Measure the Important Things: Continuously track progress to achieve results with an improvement mindset.
How do we know if a change or decision is providing the intended result? How do we know when our systems and processes are improving outcomes or if we are just implementing initiative after infinitive with little to show for it?
We clearly define strategic priority areas and actions and measure our progress at points along the way. We focus on the most important work that aligns to our goals and success for each priority area. For example, when partnering with organizations we recommend applying metrics to the following priority areas: Quality, People, Service and Finance.
Applying measurement in the areas of people and services places a priority on creating a best place to work and service excellence outcomes to support success. Gathering feedback from the people we serve and the individuals who work with us is essential to building a strong culture. Engaged employees will do whatever it takes to provide excellent service to our customers and communities.
Asking employees and customers for feedback provides the organization and its leaders with valuable information for improvement. It also builds trust between customers and organizations and employees and their leaders. Trust is key to motivating employees and increasing engagement.
Impact During a Crisis
Without a doubt our organization wouldn’t have been able to make this transition if we hadn’t put a priority of customer service and caring about our employee engagement numbers over the years.
– Dale Shaver, Parks and Land Use Director, Waukesha County | EP 68: Focus on the Positive

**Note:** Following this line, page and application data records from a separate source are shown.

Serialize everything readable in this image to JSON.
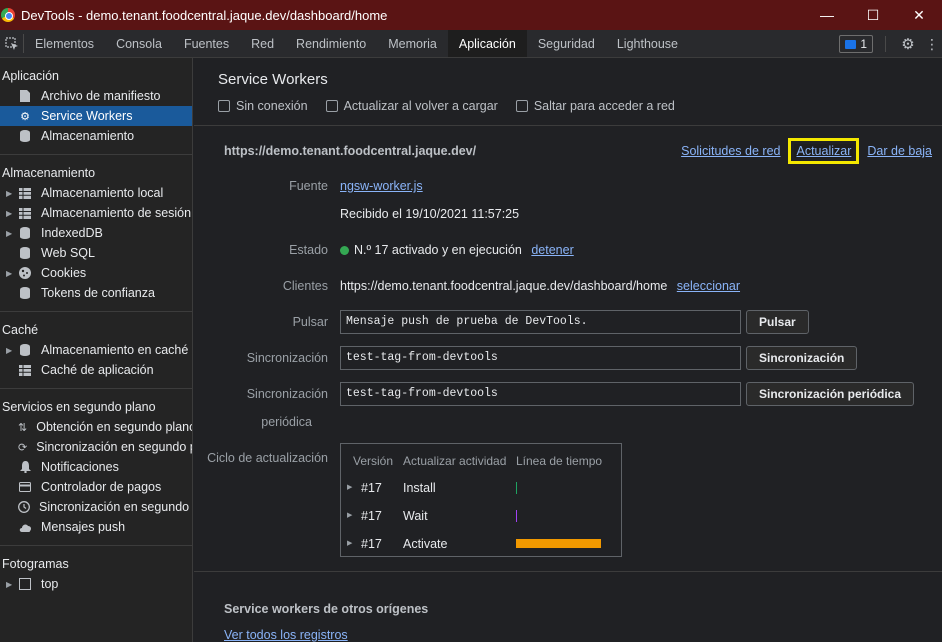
{
  "window": {
    "title": "DevTools - demo.tenant.foodcentral.jaque.dev/dashboard/home",
    "icon": "chrome-icon"
  },
  "tabs": [
    "Elementos",
    "Consola",
    "Fuentes",
    "Red",
    "Rendimiento",
    "Memoria",
    "Aplicación",
    "Seguridad",
    "Lighthouse"
  ],
  "active_tab": "Aplicación",
  "issues_count": "1",
  "sidebar": {
    "app_title": "Aplicación",
    "app_items": [
      "Archivo de manifiesto",
      "Service Workers",
      "Almacenamiento"
    ],
    "storage_title": "Almacenamiento",
    "storage_items": [
      "Almacenamiento local",
      "Almacenamiento de sesión",
      "IndexedDB",
      "Web SQL",
      "Cookies",
      "Tokens de confianza"
    ],
    "cache_title": "Caché",
    "cache_items": [
      "Almacenamiento en caché",
      "Caché de aplicación"
    ],
    "bg_title": "Servicios en segundo plano",
    "bg_items": [
      "Obtención en segundo plano",
      "Sincronización en segundo plano",
      "Notificaciones",
      "Controlador de pagos",
      "Sincronización en segundo plano periódica",
      "Mensajes push"
    ],
    "frames_title": "Fotogramas",
    "frames_items": [
      "top"
    ]
  },
  "main": {
    "title": "Service Workers",
    "options": [
      "Sin conexión",
      "Actualizar al volver a cargar",
      "Saltar para acceder a red"
    ],
    "origin": "https://demo.tenant.foodcentral.jaque.dev/",
    "links": {
      "network": "Solicitudes de red",
      "update": "Actualizar",
      "unregister": "Dar de baja"
    },
    "source_label": "Fuente",
    "source_file": "ngsw-worker.js",
    "received": "Recibido el 19/10/2021 11:57:25",
    "status_label": "Estado",
    "status_text": "N.º 17 activado y en ejecución",
    "stop_link": "detener",
    "clients_label": "Clientes",
    "clients_url": "https://demo.tenant.foodcentral.jaque.dev/dashboard/home",
    "select_link": "seleccionar",
    "push_label": "Pulsar",
    "push_value": "Mensaje push de prueba de DevTools.",
    "push_button": "Pulsar",
    "sync_label": "Sincronización",
    "sync_value": "test-tag-from-devtools",
    "sync_button": "Sincronización",
    "periodic_label_1": "Sincronización",
    "periodic_label_2": "periódica",
    "periodic_value": "test-tag-from-devtools",
    "periodic_button": "Sincronización periódica",
    "cycle_label": "Ciclo de actualización",
    "cycle_headers": [
      "Versión",
      "Actualizar actividad",
      "Línea de tiempo"
    ],
    "cycle_rows": [
      {
        "version": "#17",
        "activity": "Install",
        "color": "#1ea362"
      },
      {
        "version": "#17",
        "activity": "Wait",
        "color": "#a142f4"
      },
      {
        "version": "#17",
        "activity": "Activate",
        "color": "#f29900"
      }
    ],
    "others_title": "Service workers de otros orígenes",
    "others_link": "Ver todos los registros"
  }
}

The survey itself is not what is most important. Leaders build trust when they communicate the decisions and actions that will be taken based on feedback from the survey. This transparent communication process is the employee survey rollout process. Because Dale and their executive leaders put a priority on employee engagement with measurement, his team had the trust needed to successfully transition their organization rapidly in response to the COIVD-19 pandemic in March of 2020.
Collecting data is essential to making informed decisions. During a crisis or times of disruption it can be tempting to make decisions based on emotions. Often times, we are forced to make quick decisions. When we make it a habit to collect and use data to drive decisions, we benefit by already having the data we will need when a crisis hits.
Are you using data to drive your decisions? Think about how disruption affects your ability to make the right decision. How can you use data to drive during times of crisis?
How often do you ask your teams and customers for feedback and input to drive improvement? What steps can you take to build trust with your teams before the next crisis hits?
EP 68: Focus on the Positive
with Dale Shaver